It’s also part of a disturbing pattern of late in which judges treat sexual assault crimes as worthy only of a slap on the wrist. There’s the case of Austin Smith Clem, an Alabama man who was convicted of raping his neighbor when she was 14 and 18. Judge James Woodroof suspended Clem’s 40-year prison sentence in full, sending him to a community corrections program instead. When the state appeals court ordered a resentencing, Woodroof doubled down, still refusing to send Clem to prison and even reducing his suspended sentence. And in Montana last August, Judge G. Todd Baugh suspended all but 30 days of a 15-year prison sentence for Stacey Dean Rambold, a former teacher convicted of having sex with one of his students, who was 14 at the time and committed suicide two years later. Rambold walked away with this light punishment even though he’d already violated the rules of a sex-offender treatment program not to have unsupervised contact with children (by having visits with minors who were his relatives). Baugh had the gall to say in court that the teenage student was “as much in control of the situation” as her teacher was, and “older than her chronological age.” After a petition circulated for his removal, he apologized for his remarks but defended the sentence he gave.
Another Reason Not to Go to Jared: Female Employees Say They're Paid Less Than Men
In the ubiquitous television commercials for Jared the Galleria of Jewelry, women erupt with joy and gratitude whenever they come into contact with one of the company’s diamond rings.
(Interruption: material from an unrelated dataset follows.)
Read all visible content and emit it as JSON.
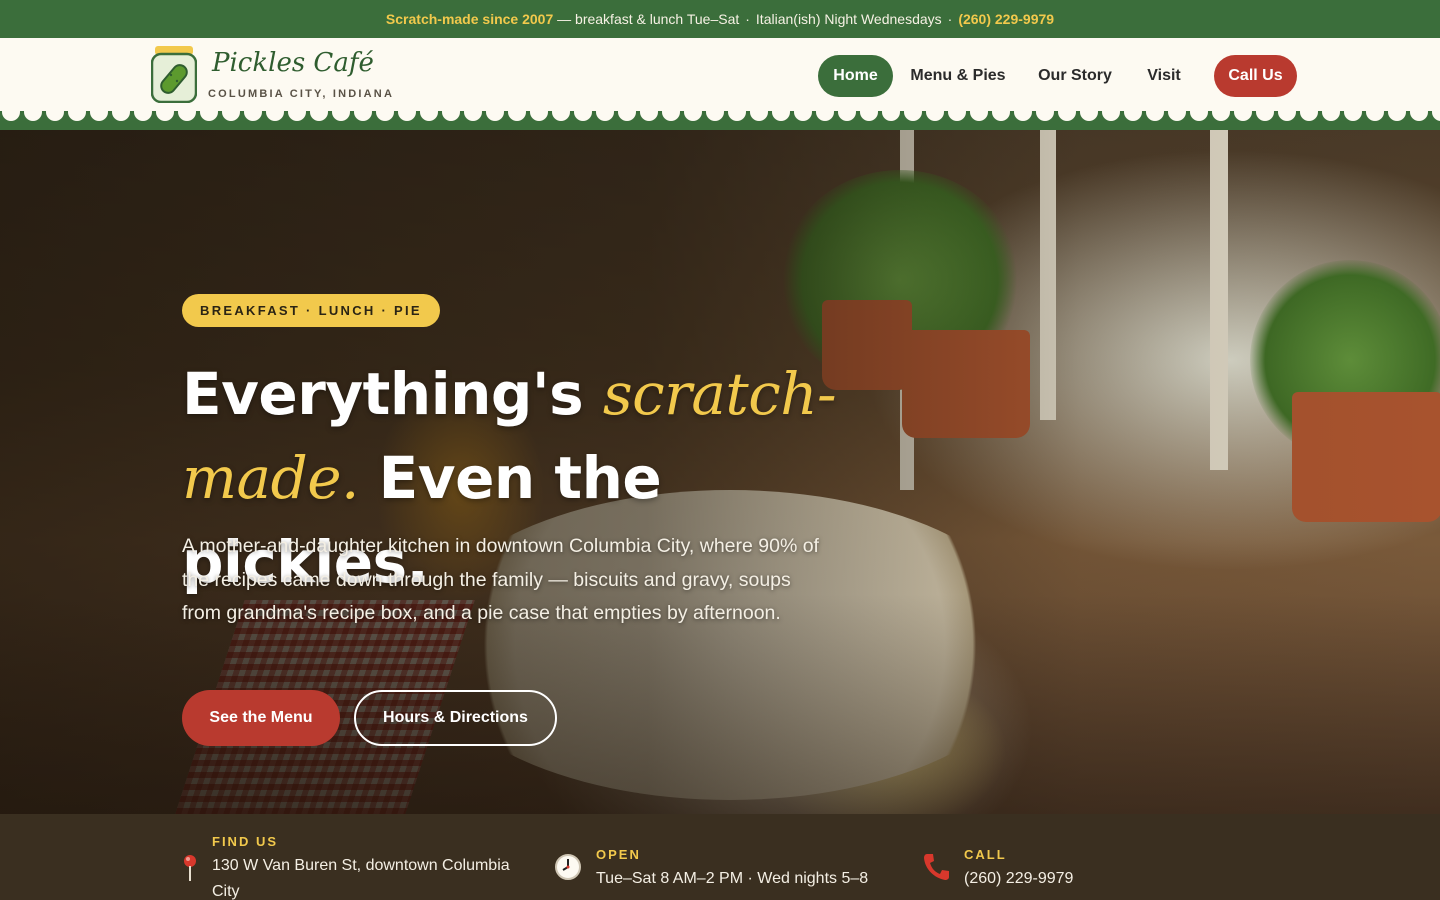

The rewards are less sparkling for the women who actually sell Jared’s wares at retail outlets across America, according to a class action lawsuit filed today against Sterling Jewelers, which owns 1,400 jewelry stores across the United States, including the mammoth chains Jared and Kay Jewelers. The suit alleges that Sterling has systematically discriminated against female employees by paying them less than men, denying them promotions, and in some cases, failing to appropriately respond to complaints of persistent sexual harassment. As one former Sterling saleswoman told the New York Times, she thought she was working in “the business of romance,” but later discovered that it was just another “old boys’ club."
"I'm Very Happy About Jared Leto": Inside the World of Male Longhairs
Men with flowing tresses have been in the news lately, between Jared Leto’s Oscar win and Jon Snow’s GQ cover. Additionally, we have been told of the rise of the man bun and the dandy flop. But little is known about the long-hair community, a vibrant online network of men “with hair long enough to fall upon the shoulders.” Longhairs have great tips on how to keep your locks healthy, but they also deal with bias and abuse as they test the edges of traditional gender roles. I spoke with Jason Bartlett, a moderator of a pioneer long-hair website, about dating, religion, and finding his own mane’s “terminal length.”
Slate: I didn’t know there was a long-hair community before finding the Men’s Long Hair Hyperboard.
Jason Bartlett: Yes, it’s a real community. I mean, if I’m out at a concert and I see another longhair, we give each other a little head nod. The site itself started in 1996, and now we link to a lot of long-hair groups geared toward both men and women.